And now my comparatively few Star Trek works:

DTI: Shield of the Gods: Passes, briefly. Two female Aegis agents discuss their business.

ENT: Rise of the Federation: Patterns of Interference: Passes, though not extensively. Caroline Paris and Kivei Tizahr get acquainted; Devna and Maras discuss various matters (including but not limited to a male character); Tizahr discusses transporter ethics with Regina Tallarico (and two male crewmates); etc.

TOS: The Captain’s Oath: Moderate pass. It’s mainly from Captain Kirk’s perspective and relies on TOS characters, so it’s strongly male-centric, but there are a few Bechdel-passing scenes between female characters original to the novel, mainly Starfleet/Federation personnel discussing their work or crisis situations, though there is also a close female/female friendship depicted between Kamisha Diaz and a Caitian classmate. Mako pass, since several female characters have independent agendas and arcs.

TOS: The Higher Frontier: Moderate pass. As before, most of the passing scenes are between book-original characters, including Reiko Onami returning from Ex Machina, but Miranda Jones has a conversation with Chief DiFalco from ST:TMP, and there’s a scene or two of Uhura reasoning with a (more or less) female community leader of a group of aliens (though a male community leader is also involved). A strong Mako pass, as several female characters’ agendas drive much of the narrative.

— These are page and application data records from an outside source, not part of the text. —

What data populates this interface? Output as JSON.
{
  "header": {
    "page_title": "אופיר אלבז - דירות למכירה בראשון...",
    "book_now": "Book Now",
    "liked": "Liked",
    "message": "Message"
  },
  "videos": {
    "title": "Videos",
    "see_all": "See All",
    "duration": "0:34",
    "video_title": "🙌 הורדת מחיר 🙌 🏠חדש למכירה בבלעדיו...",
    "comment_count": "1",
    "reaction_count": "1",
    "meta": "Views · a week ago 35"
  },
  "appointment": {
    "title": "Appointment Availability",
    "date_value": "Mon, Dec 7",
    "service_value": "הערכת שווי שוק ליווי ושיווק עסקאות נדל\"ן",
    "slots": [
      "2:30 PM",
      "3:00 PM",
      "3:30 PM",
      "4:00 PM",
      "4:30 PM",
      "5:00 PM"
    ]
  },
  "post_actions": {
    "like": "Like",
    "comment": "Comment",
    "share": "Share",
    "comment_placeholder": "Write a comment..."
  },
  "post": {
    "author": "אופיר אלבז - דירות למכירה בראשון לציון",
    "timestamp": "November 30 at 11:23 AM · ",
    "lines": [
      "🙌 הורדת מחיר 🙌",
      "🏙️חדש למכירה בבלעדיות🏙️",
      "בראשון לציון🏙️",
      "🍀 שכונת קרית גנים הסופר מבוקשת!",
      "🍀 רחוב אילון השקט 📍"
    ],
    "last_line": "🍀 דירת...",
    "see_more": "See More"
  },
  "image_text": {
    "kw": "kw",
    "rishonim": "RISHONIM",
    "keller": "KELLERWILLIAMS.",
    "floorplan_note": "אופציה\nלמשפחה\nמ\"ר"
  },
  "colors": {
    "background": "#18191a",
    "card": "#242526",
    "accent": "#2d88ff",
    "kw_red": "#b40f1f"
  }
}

Before, 20 out of 23 Trek works passed the full Bechdel test, though all passed at least one part. Now I make it 24/27, bumping up the percentage slightly from 87% to 89%. On the LGBTQ inclusion front, there are prominent/returning bisexual characters in the DTI novella and the ENT novel, although The Captain’s Oath only manages a few incidental references. The Higher Frontier establishes one returning Ex Machina character as lesbian and another as bisexual, but only in passing.

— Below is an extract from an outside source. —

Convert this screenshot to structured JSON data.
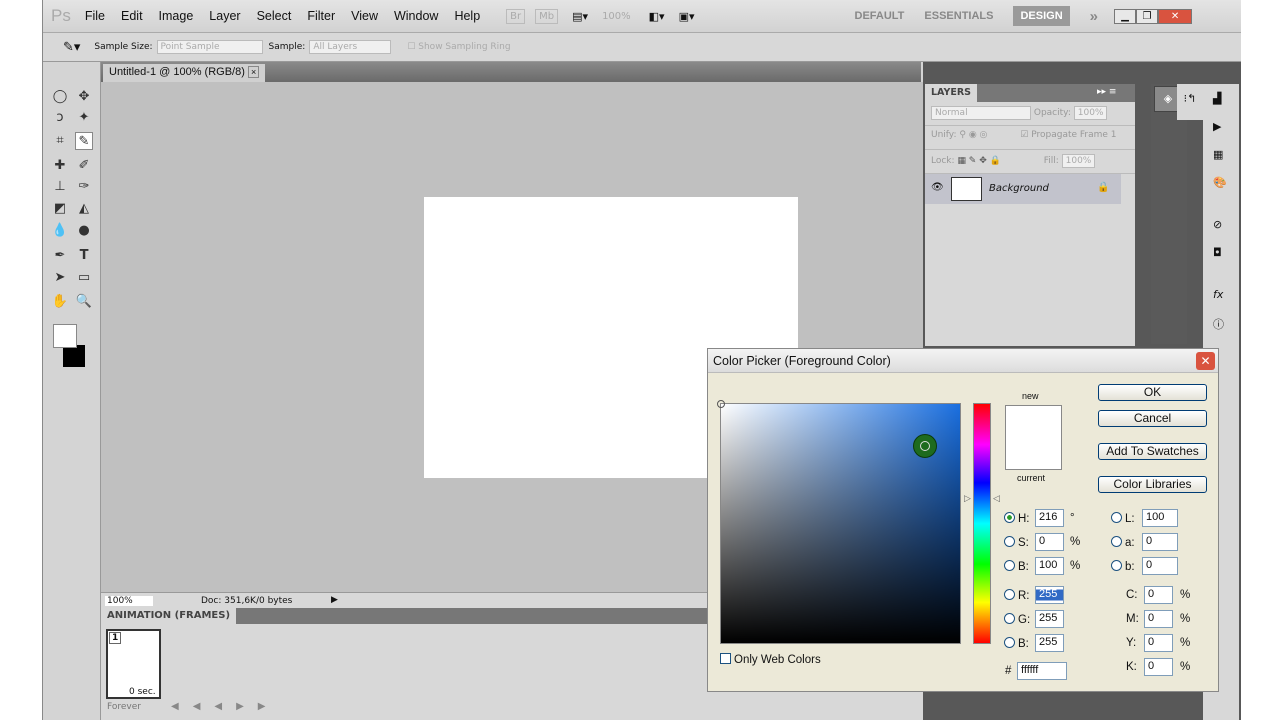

In the case of my Star Trek Adventures RPG campaigns, it’s impossible to assess whether they pass, since of course I have no idea who the Player Characters would be in a given gaming group. But as far as Non-Player Character interactions go, Call Back Yesterday, The Whole of the Law, and Stolen Liberty have only one named female NPC each; The Gravity of the Crime has several prominent female NPCs who interact with each other; and Hard Rock Catastrophe has three named female NPCs, two of whom share a scene but do not necessarily address each other directly (depending on how the Gamemaster plays the scene). So only Gravity is a guaranteed pass; the rest depend on who the PCs are and how and whether they choose to interact with the NPCs.

So overall, a limited improvement, but I think it stacks up pretty well. Since Bechdel is more of an aggregate assessment, it may be unreasonable to aim for 100% success; an overall success rate of 2/3 or more across an entire body of works is reasonably good. After all, the goal is diversity; there’s nothing wrong with stories centering on male leads or a single male-female pair, just so long as they’re part of a wider mix instead of crowding out more female-centric stories.

(Just a reminder that you can find more information and purchase links for these publications elsewhere on the site, by following the menu options up top. And if you read them, please post reviews on Amazon, Goodreads, and the like; the more reviews a publication gets on Amazon, the more its visibility improves in searches.)

StarTrek.com talks to me about THE HIGHER FRONTIER

A new interview with me has just gone up on StarTrek.com:

Star Trek’s Higher Frontier is Out Now

I talk about my inspirations behind the book, the importance of TOS to me, and so on. I also just noticed that I mistakenly gave the impression that Marvel’s 1996 Star Trek/X-Men crossover came out after my 2005 novel Ex Machina — I got a little confused there. But never mind that part.

I also mention my Patreon page, so hopefully that’ll attract some new patrons.